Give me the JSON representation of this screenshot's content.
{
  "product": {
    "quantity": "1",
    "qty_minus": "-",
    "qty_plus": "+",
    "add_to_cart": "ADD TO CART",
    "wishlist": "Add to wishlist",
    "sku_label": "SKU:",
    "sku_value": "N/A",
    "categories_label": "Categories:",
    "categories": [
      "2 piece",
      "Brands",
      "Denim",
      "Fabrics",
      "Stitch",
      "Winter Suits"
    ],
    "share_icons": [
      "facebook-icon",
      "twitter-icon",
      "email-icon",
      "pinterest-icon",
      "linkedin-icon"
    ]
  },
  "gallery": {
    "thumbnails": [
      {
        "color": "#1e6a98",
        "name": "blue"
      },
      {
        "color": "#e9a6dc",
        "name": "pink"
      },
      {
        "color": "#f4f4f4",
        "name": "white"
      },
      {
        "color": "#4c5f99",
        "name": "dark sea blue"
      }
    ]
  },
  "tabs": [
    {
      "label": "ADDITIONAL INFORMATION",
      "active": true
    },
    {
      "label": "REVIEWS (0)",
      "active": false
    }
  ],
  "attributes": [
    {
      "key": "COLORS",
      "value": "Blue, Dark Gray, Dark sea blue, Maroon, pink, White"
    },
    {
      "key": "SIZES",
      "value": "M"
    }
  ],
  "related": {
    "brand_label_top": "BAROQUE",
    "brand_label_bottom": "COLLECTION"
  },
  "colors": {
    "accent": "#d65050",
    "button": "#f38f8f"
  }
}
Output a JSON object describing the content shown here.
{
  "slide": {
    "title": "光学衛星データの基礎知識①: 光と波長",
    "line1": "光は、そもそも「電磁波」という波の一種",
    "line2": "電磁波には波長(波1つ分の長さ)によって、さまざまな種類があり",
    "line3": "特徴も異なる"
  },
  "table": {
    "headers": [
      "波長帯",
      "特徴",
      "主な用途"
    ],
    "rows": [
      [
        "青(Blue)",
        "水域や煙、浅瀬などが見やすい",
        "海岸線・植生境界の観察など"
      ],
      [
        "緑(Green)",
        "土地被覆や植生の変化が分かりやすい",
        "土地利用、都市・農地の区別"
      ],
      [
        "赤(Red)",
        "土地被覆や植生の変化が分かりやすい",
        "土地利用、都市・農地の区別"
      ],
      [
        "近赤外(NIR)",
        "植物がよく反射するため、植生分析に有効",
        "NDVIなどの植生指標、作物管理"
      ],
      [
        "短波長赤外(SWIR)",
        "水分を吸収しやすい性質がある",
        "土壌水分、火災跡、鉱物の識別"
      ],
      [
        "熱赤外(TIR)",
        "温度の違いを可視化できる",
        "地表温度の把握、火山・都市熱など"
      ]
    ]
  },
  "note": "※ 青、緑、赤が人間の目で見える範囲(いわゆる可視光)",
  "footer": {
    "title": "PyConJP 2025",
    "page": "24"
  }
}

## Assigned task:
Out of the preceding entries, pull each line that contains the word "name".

## Answer section:
        "name": "blue"
        "name": "pink"
        "name": "white"
        "name": "dark sea blue"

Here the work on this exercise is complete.